Stomach cancer usually begins in the mucus-producing cells that line the stomach, according to Mayo Clinic. The outlook for stomach cancer depends on several factors, including a person’s age, their general health, and how far the cancer has spread (the stage of the condition). Unfortunately, as stomach cancer isn’t often picked up until the later stages, the outlook isn’t as good as for some other cancers. Recognising the warning signs early on is therefore critical.
Your general health and fitness also affect survival
Cancer Research UK

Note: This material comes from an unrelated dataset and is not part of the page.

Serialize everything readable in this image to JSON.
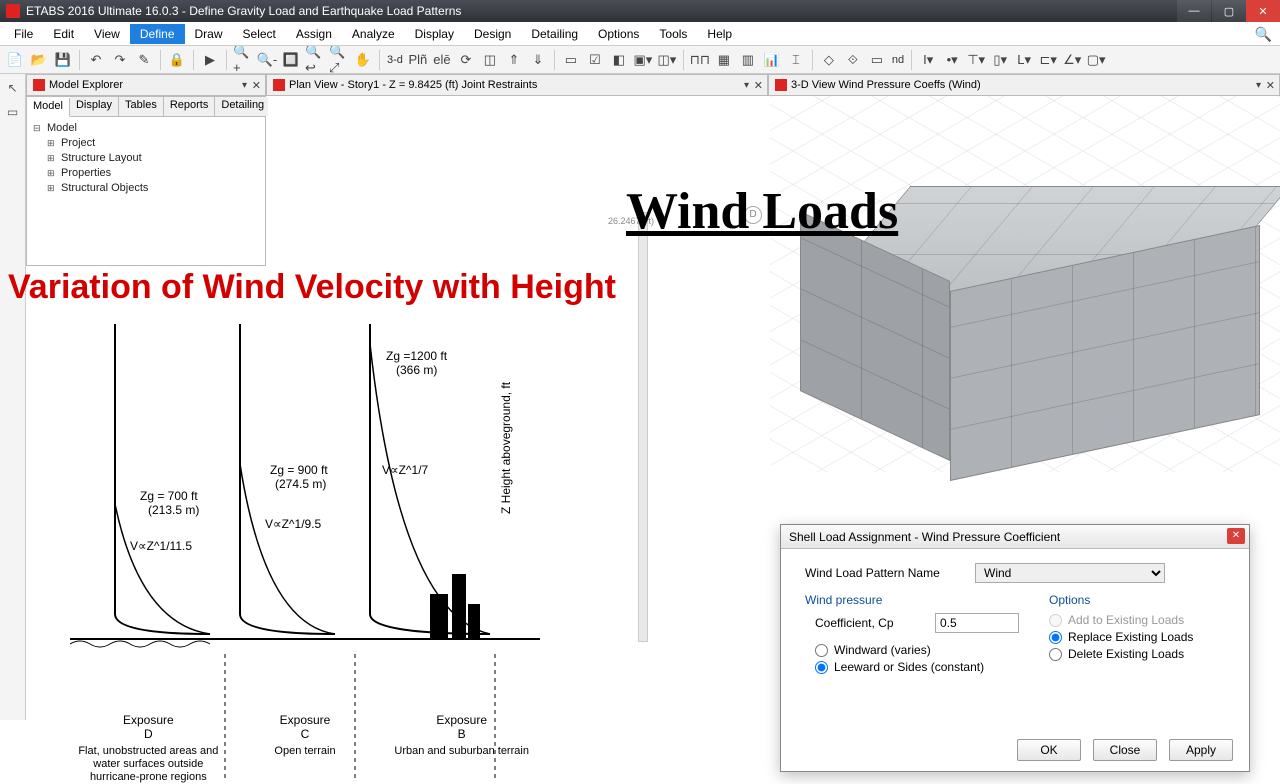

As the NHS explained, many symptoms of stomach cancer are similar to less serious conditions, so it can be difficult to recognise in the early stages.

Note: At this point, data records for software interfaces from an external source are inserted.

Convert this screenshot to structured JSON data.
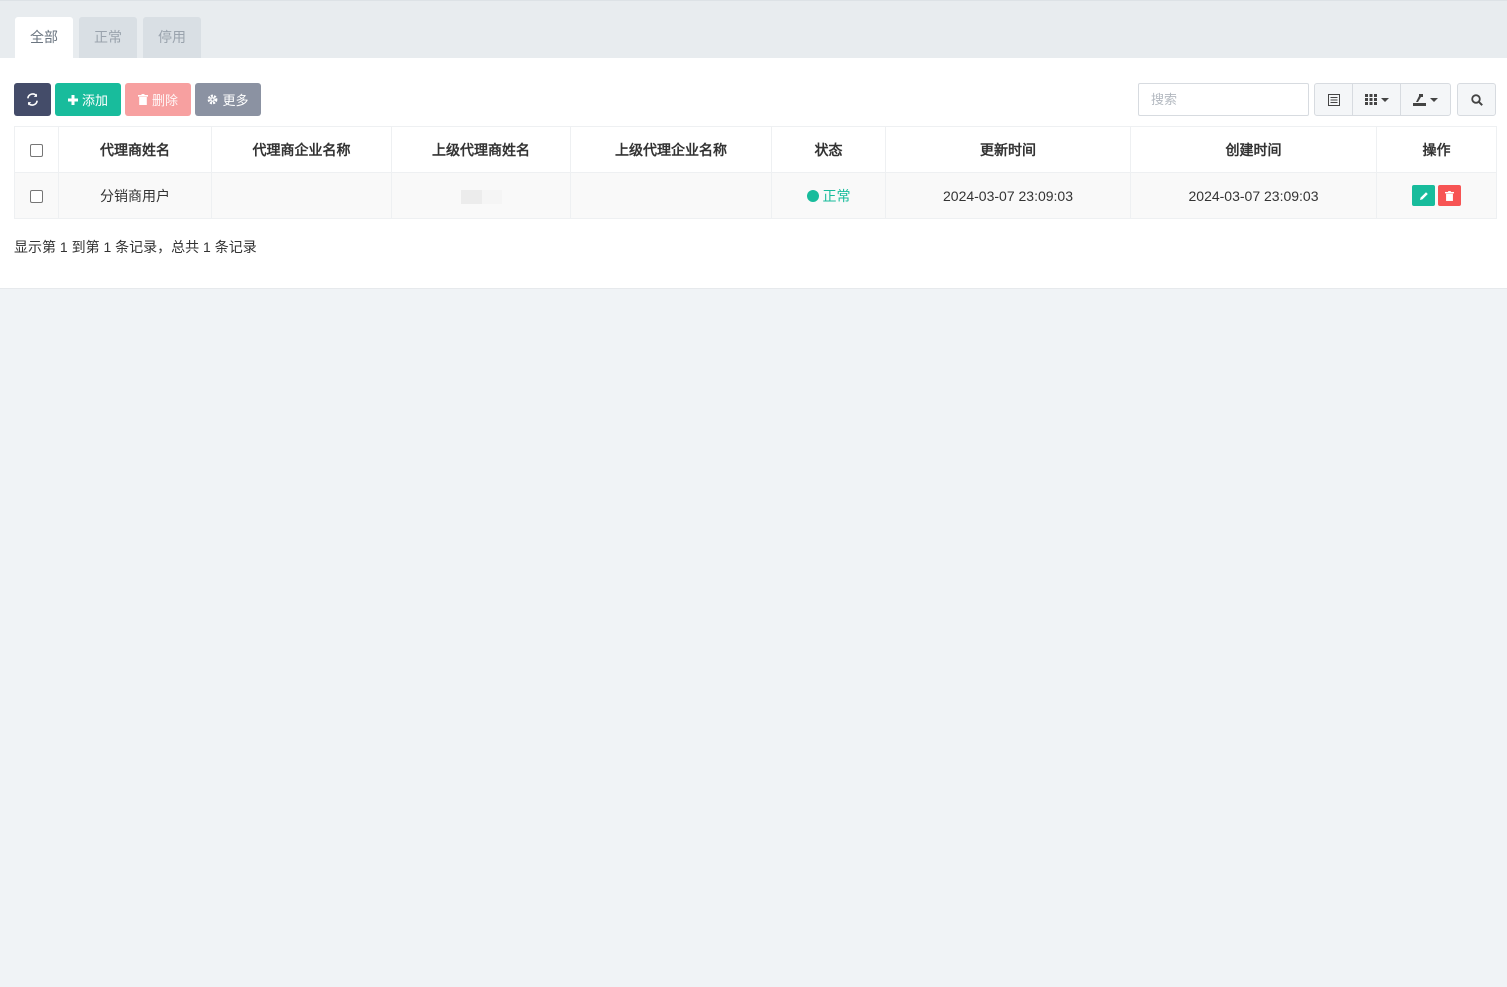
{
  "tabs": [
    {
      "label": "全部",
      "active": true
    },
    {
      "label": "正常",
      "active": false
    },
    {
      "label": "停用",
      "active": false
    }
  ],
  "toolbar": {
    "refresh_icon": "refresh-icon",
    "add_label": "添加",
    "delete_label": "删除",
    "more_label": "更多",
    "search_placeholder": "搜索"
  },
  "table": {
    "headers": [
      "代理商姓名",
      "代理商企业名称",
      "上级代理商姓名",
      "上级代理企业名称",
      "状态",
      "更新时间",
      "创建时间",
      "操作"
    ],
    "rows": [
      {
        "agent_name": "分销商用户",
        "agent_company": "",
        "parent_agent_name": "",
        "parent_company": "",
        "status": "正常",
        "updated_at": "2024-03-07 23:09:03",
        "created_at": "2024-03-07 23:09:03"
      }
    ]
  },
  "pagination": {
    "info": "显示第 1 到第 1 条记录，总共 1 条记录"
  },
  "colors": {
    "primary": "#18bc9c",
    "danger": "#f75454",
    "dark": "#444c69",
    "muted": "#8b92a2"
  }
}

Early stage symptoms include:
- Persistent indigestion
- Trapped wind and frequent burping
- Feeling full very quickly when eating
- Feeling bloated after eating
- Feeling sick
- Pain in the stomach or breastbone
- Difficulty swallowing (dysphagia)
Vomiting (the vomit may be streaked with blood), although this is uncommon in the early stages
Symptoms of more advanced stomach cancer include:
- Blood in a person’s poo, or black poo
- Loss of appetite
- Weight loss
- Lumpiness and swelling in the stomach (caused by a build-up of fluid)
- Anaemia (a reduced number of red blood cells that can cause a person to feel tired and breathless)
- Yellowing of the skin and whites of the eyes (jaundice)
According to Cancer Research UK, outlook depends on the stage of the cancer when it was diagnosed. This means how big it is and whether it has spread.
The charity added: “Your general health and fitness also affect survival, the fitter you are, the better you may be able to cope with your cancer and treatment.”
The exact cause of stomach cancer is still unclear. Certain factors risk can increase a person’s chances of developing it, however.
According to Macmillan Cancer UK, a diet low in fresh fruit and vegetables or high in salt can increase the risk of stomach cancer. “Eating a lot of processed meats and foods that are smoked or pickled can also increase risk,” warned the charity.
Studies show the dangers of eating salty foods. an 11-year study of 40,000 middle-aged Japanese, conducted by scientists from Japan’s National Cancer Centre Research Institute, suggested that high salt intake can double a person’s risk of stomach cancer.
The research, published in the British Journal of Cancer, found that the risk of stomach cancer was one in 500 per year for those men with the highest salt intake – twice the rate for those who ate the least salt.
Adults should aim to have no more than 6g of salt a day. This is around one teaspoon. In the UK, most people eat more than this, notes Cancer Research UK.
“Most of the salt we eat is in the everyday foods such as bread, cereals and ready meals,” the health site explained.
As Macmillan Cancer UK explains, other risk factors include:
- Gender – Stomach cancer is more common in men.
- Age – 95 percent of people who develop stomach cancer are over 50 years old.
- Helicobacter pylori (H. pylori) – This common stomach infection can increase the risk of developing stomach cancer if it’s present over a long time.
- Diet – Not enough fruit and vegetables, and a diet high in processed meats or smoked foods can increase risk.
- Smoking – The longer a person smokes for and the more cigarettes they smoke, the greater the risk.
- Being overweight can increase the risk of certain stomach cancers.
- Stomach conditions – Long-term acid reflux or conditions which cause changes to the stomach lining may increase risk. If part of the stomach is removed during surgery for another condition (such as an ulcer), this can also increase risk.
- Family history – If a family member has stomach cancer, you might have a slightly higher risk.
- Genes – A very small number of families may have an inherited cancer gene that can increase risk.
Find out more about the risk factors here.
Source: Read Full Article